Most of Disneyland’s post-1977 read-along series featured a full cast, but there were a few exceptions. Two were this title and It’s a Small World, both narrated by Linda Gary (the voice of Maleficent in the Disneyland show Fantasmic!, Queen Marlena on He-Man and the Masters of the Universe, Aunt May on Marvel’s 1994 Spider-Man).
The text was adapted from the 1970 book with music from the Disney read-along music library by such composers as Gary Powell and Jim Andron. The two Camarata versions of “The Aristocats” and “Ev’rybody Wants to Be a Cat” finish out the recording. The original, complete George Bruns score was not yet available for commercial recordings in the United States as yet. Randy Thornton’s Walt Disney Records Legacy Collection soundtrack album was another 18 years away.

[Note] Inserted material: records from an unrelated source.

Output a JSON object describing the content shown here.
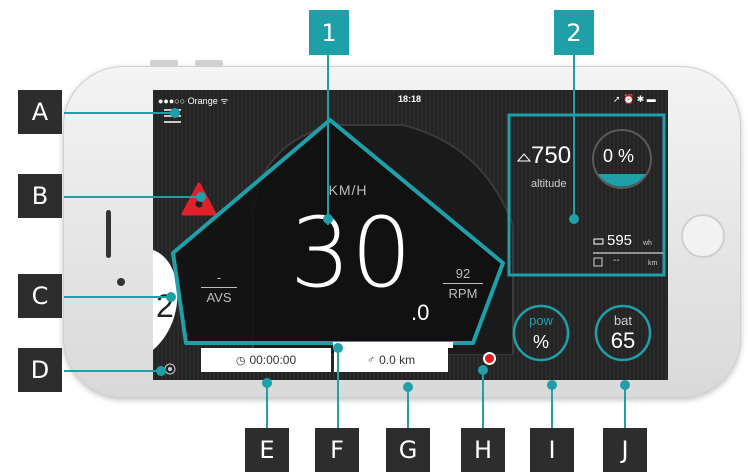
{
  "status_bar": {
    "carrier": "●●●○○ Orange ᯤ",
    "time": "18:18",
    "right_icons": "➚ ⏰ ✱ ▬"
  },
  "speed": {
    "unit": "KM/H",
    "value": "30",
    "decimal": ".0"
  },
  "avs": {
    "value": "-",
    "label": "AVS"
  },
  "rpm": {
    "value": "92",
    "label": "RPM"
  },
  "altitude": {
    "value": "750",
    "label": "altitude"
  },
  "battery_percent": {
    "value": "0 %"
  },
  "energy": {
    "wh_value": "595",
    "wh_unit": "wh",
    "km_value": "--",
    "km_unit": "km"
  },
  "trip": {
    "time": "00:00:00",
    "distance": "0.0 km"
  },
  "gear": {
    "value": "2"
  },
  "pow": {
    "label": "pow",
    "value": "%"
  },
  "bat": {
    "label": "bat",
    "value": "65"
  },
  "markers": {
    "one": "1",
    "two": "2",
    "A": "A",
    "B": "B",
    "C": "C",
    "D": "D",
    "E": "E",
    "F": "F",
    "G": "G",
    "H": "H",
    "I": "I",
    "J": "J"
  },
  "colors": {
    "accent": "#1f9fa8",
    "warning": "#e0202a",
    "record": "#e21b1b",
    "screen_bg": "#262626"
  }
}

By this time, Disneyland/Vista Records, along with most of the children’s record industry had decided to transition completely from seven-inch vinyl 45 and 33 1/3 rpm records to cassettes, following the consumer use of cassettes in their homes and cars. Unless some limited run of Aristocats vinyl LLP and book sets existed somewhere, the cassette seems to have been the only format in which this was available. The following year, all Disney albums would shift from vinyl to CD or cassette (but not forever!)